Ref: DF3_20220528_0905_131 Spindle Ermine moth caterpillars (Yponomeata cagnagella) cling to metres long 20 silk threads on Spindle Tree 1 of 4 (crop).jpg

Looking up we see the same nets of silk we saw in the hedge, but this time several metres up in the Spindle tree.


Ref: DF3_20220528_0906_142 Spindle Ermine moth caterpillars (Yponomeata cagnagella) cling to metres long 20 silk threads on Spindle Tree 3 of 4 (crop).jpg

2 days later only a few of the threads used by the Spindle Ermine Moth Caterpillars remain. Here a camera flash makes them clearer.


Ref: D72_20220530_0708_050 Spindle Ermine Moth caterpillars on hanging silk threads.jpg

This is the clump of Spindle Ermine Moth caterpillars in the middle of the above image, but photographed with flash from the other side.


Ref: D72_20220530_0708_051 Spindle Ermine Moth caterpillars on hanging silk threads.jpg

02 Jul 2022

Isn't it wonderful how birds can manipulate their feathers?
The tail is spread into almost a complete semi-circle.


Ref: D01_20220525_1128_181_FB6 Wood pigeon settling wings after landing with tail fully spread.jpg

We rarely get pictures of birds leaving the Meadow post (a technical matter) so were surprised to get these two usable moments 3 hours apart.


Ref: D01_20220524_1142_078+79_FB6 Wood Pigeon lands on Meadow Post displacing another (mirrored montage over 400mS).jpg

We rarely get pictures of birds leaving the Meadow post (a technical matter) so were surprised to get these two usable moments 3 hours apart.


Ref: D01_20220524_1448_092+093_FB6 Wood Pigeon launching from Meadow Post (approx montage over 400mS).jpg

01 Jul 2022

At 75 minutes after sunset it is almost completely dark. This Tawny Owl arrives on the meadow post carrying some sort of Black Bird in his right Talons. It's unlikely to be Rook or Jackdaw, and there is not enough white to be a Magpie, too small for a Moorhen, so our best guess is a male Blackbird. The image to the right is 1 minute later. Another minute later both had departed.
The Owl may have landed on the kitchen perch or Tree stump to eat it, but as Murphy's law would have it, this was the night that the RCD tripped on the North side camera cabling in thunderstorm, so we will never know.

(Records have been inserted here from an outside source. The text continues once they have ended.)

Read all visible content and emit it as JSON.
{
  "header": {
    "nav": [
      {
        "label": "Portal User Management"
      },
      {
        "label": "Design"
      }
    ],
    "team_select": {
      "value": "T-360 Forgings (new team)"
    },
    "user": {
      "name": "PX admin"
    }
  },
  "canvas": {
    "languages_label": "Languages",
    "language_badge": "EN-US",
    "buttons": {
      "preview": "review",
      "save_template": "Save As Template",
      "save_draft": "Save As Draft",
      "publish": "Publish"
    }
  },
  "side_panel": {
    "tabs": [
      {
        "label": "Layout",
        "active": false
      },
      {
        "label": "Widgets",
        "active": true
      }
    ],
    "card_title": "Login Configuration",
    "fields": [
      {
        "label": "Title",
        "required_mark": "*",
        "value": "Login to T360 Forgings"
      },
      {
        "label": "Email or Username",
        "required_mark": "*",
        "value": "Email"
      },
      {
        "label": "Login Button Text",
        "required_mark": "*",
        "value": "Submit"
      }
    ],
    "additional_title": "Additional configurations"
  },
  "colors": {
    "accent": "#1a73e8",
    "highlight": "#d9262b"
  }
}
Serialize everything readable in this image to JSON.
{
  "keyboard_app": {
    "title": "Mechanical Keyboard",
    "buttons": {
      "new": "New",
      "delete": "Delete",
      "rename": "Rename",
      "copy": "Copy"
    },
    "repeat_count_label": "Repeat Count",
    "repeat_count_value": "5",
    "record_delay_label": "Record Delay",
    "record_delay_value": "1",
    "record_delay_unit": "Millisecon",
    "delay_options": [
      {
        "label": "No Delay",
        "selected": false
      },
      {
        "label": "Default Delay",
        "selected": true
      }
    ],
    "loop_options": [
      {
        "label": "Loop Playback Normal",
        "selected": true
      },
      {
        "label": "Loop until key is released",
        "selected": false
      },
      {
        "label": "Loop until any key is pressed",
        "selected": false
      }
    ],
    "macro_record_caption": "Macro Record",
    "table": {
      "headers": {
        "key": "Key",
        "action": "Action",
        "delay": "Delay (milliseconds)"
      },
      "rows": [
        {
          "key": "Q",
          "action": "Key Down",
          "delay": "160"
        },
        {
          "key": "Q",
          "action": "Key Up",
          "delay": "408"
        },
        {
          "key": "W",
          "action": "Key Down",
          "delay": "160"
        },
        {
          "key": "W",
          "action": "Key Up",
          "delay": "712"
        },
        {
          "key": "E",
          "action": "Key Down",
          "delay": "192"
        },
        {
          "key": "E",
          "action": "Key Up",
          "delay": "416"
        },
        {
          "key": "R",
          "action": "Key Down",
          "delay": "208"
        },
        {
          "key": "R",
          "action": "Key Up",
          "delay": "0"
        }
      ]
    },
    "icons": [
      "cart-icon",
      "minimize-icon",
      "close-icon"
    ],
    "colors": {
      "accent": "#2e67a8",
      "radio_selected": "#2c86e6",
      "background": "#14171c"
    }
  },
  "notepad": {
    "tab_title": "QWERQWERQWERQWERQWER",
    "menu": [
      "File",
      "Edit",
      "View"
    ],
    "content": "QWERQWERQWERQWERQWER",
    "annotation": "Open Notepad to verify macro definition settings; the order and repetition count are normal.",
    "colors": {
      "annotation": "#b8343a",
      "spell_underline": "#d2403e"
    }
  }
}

Ref: D01_20220519_2215_051+2216_053_FB6 Tawny Owl on Meadow Post with Black Bird prey in right talons 1+2 of 2 (montage).jpg

 


 

Return to image of the day

Newer page of archive          Older page of archive